(2008 ) Director: Olivier Megaton (really) | Writers: Luc Besson (The 5th Element, Leon), Robert Mark Kamen (The Karate Kid, Lethal Weapon 3)
The first Transporter film, a film I like to call Transporter 1, features a scene in which a missile is fired at the home of Frank Martin (Jason Statham) from about 100 feet away; yet Martin, having seen the missile approach from an upstairs window, is able to escape in a leisurely manner via elevator before the projectile levels his Mediterranean home. Clearly, the laws of time and space do not exist in the Transporter universe.
In the second Transporter film, the aptly titled Transporter 2, Martin dodges certain doom when he is able to drive up a makeshift ramp, flip his Audi A8 upside down in midair, and scrape a bomb from its undercarriage with a stationary hook hanging over the scene before the device explodes. Clearly, the laws of physics do not exist in the Transporter universe.
If the natural progression of things were followed, Transporter 3 would probably feature Martin in a breakdancing competition against a werewolf on the moon. Instead, the filmmakers behind the real Transporter 3 made the decision to go light on the unbelievable situations, and the resulting movie, while still marginally entertaining, is almost dull by comparison.
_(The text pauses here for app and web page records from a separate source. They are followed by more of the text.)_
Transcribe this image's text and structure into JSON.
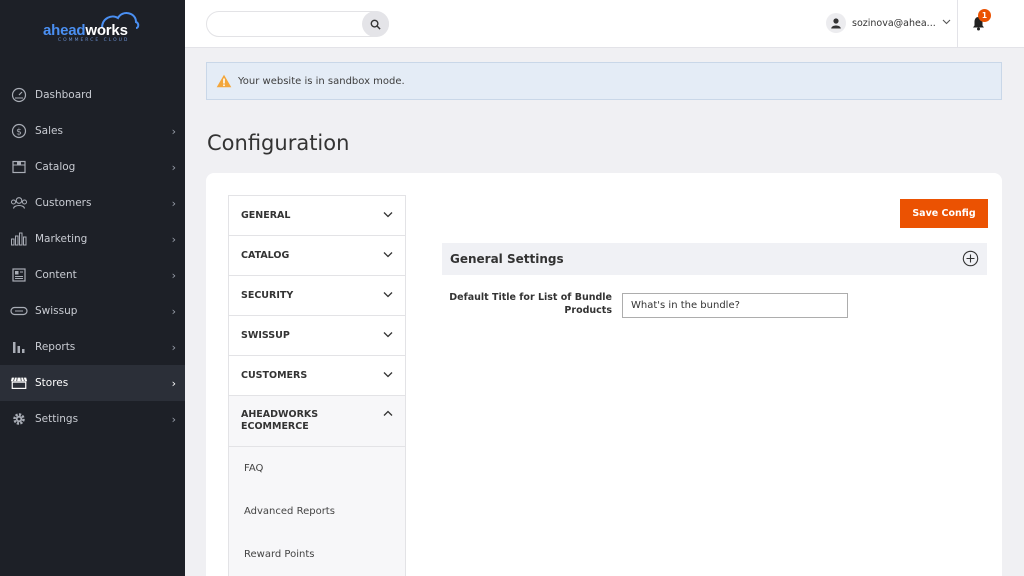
{
  "logo": {
    "name_part1": "ahead",
    "name_part2": "works",
    "subtitle": "COMMERCE CLOUD"
  },
  "sidebar": {
    "items": [
      {
        "label": "Dashboard",
        "icon": "dashboard-icon",
        "has_children": false
      },
      {
        "label": "Sales",
        "icon": "dollar-icon",
        "has_children": true
      },
      {
        "label": "Catalog",
        "icon": "catalog-icon",
        "has_children": true
      },
      {
        "label": "Customers",
        "icon": "customers-icon",
        "has_children": true
      },
      {
        "label": "Marketing",
        "icon": "marketing-icon",
        "has_children": true
      },
      {
        "label": "Content",
        "icon": "content-icon",
        "has_children": true
      },
      {
        "label": "Swissup",
        "icon": "swissup-icon",
        "has_children": true
      },
      {
        "label": "Reports",
        "icon": "reports-icon",
        "has_children": true
      },
      {
        "label": "Stores",
        "icon": "store-icon",
        "has_children": true,
        "active": true
      },
      {
        "label": "Settings",
        "icon": "gear-icon",
        "has_children": true
      }
    ]
  },
  "header": {
    "search": {
      "value": "",
      "placeholder": ""
    },
    "user_name": "sozinova@ahea...",
    "notifications_count": "1"
  },
  "notice": {
    "text": "Your website is in sandbox mode."
  },
  "page": {
    "title": "Configuration"
  },
  "config_tabs": [
    {
      "label": "GENERAL",
      "expanded": false
    },
    {
      "label": "CATALOG",
      "expanded": false
    },
    {
      "label": "SECURITY",
      "expanded": false
    },
    {
      "label": "SWISSUP",
      "expanded": false
    },
    {
      "label": "CUSTOMERS",
      "expanded": false
    },
    {
      "label": "AHEADWORKS ECOMMERCE",
      "expanded": true,
      "children": [
        "FAQ",
        "Advanced Reports",
        "Reward Points"
      ]
    }
  ],
  "actions": {
    "save_label": "Save Config"
  },
  "section": {
    "title": "General Settings",
    "field_label": "Default Title for List of Bundle Products",
    "field_value": "What's in the bundle?"
  },
  "colors": {
    "sidebar_bg": "#1d2027",
    "accent": "#eb5202",
    "notice_bg": "#e4ecf6"
  }
}
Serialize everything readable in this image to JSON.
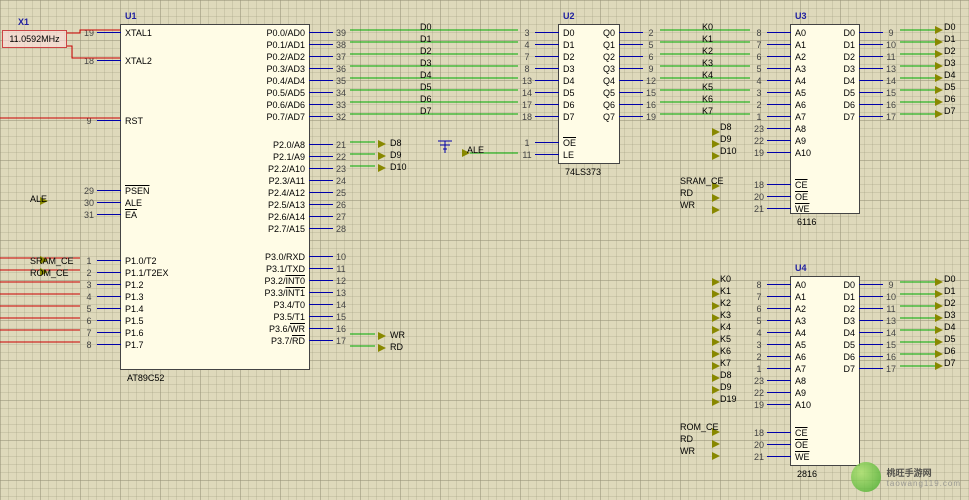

Statham reprises his role as Martin, an ex-special forces fighting machine who delivers unmentionable items for undesirable miscreants on a “Don’t ask, don’t tell” basis. Transporter 3 finds the unflappable Martin back in Europe, forced into driving a childish, befreckled Ukrainian pixie woman (Natalya Rudakova) cross-country for a shady American Lance Henriksen look-alike (Robert Knepper) with a penchant for shooting insubordinate underlings. The catch is that if Martin or his whiny cargo move more than 75 feet away from his car, the sweet exploding bracelets on their arms will blast them to smithereens.
The familiar plot isn’t really a problem; what’s lacking, however, is a concrete sense of style. Where the first and second films looked as unique as their balletic action sequences played (thanks to visually forceful directors Corey Yuen and Louis Leterrier), Transporter 3 presents itself as a choppily-edited, more character-driven espionage thriller, as if awesomely-named rookie director Olivier Megaton had decided to cash in on any leftover Jason Bourne hoopla. But though it’s cut like a Bourne film, Transporter 3 is still, at heart, the same old mindless movie about guys kicking each other in the face and driving their cars into trains, with nothing close to depth, artistry, or social commentary appearing onscreen. Not that there’s anything wrong with that.
But the most frustrating thing about Transporter 3 is its dearth of the sort of over-the-top spectacle that upgraded the first two films from “stupid” to “stupid but fun.” The refreshingly pretense-free Statham chugs along as he always does in his expressionless way, and several of the fight scenes are decently inventive, but there just isn’t the sort of jaw-dropping disregard for reality that made the first two installments so enjoyable. Breaking stale movie laws in the name of entertainment is what put the otherwise-forgettable Transporter franchise on the map to begin with; Megaton’s refusal to let the series become any more ridiculous has dragged it into the territory of the forgettable.
Rating: Two and a Half of Five Stars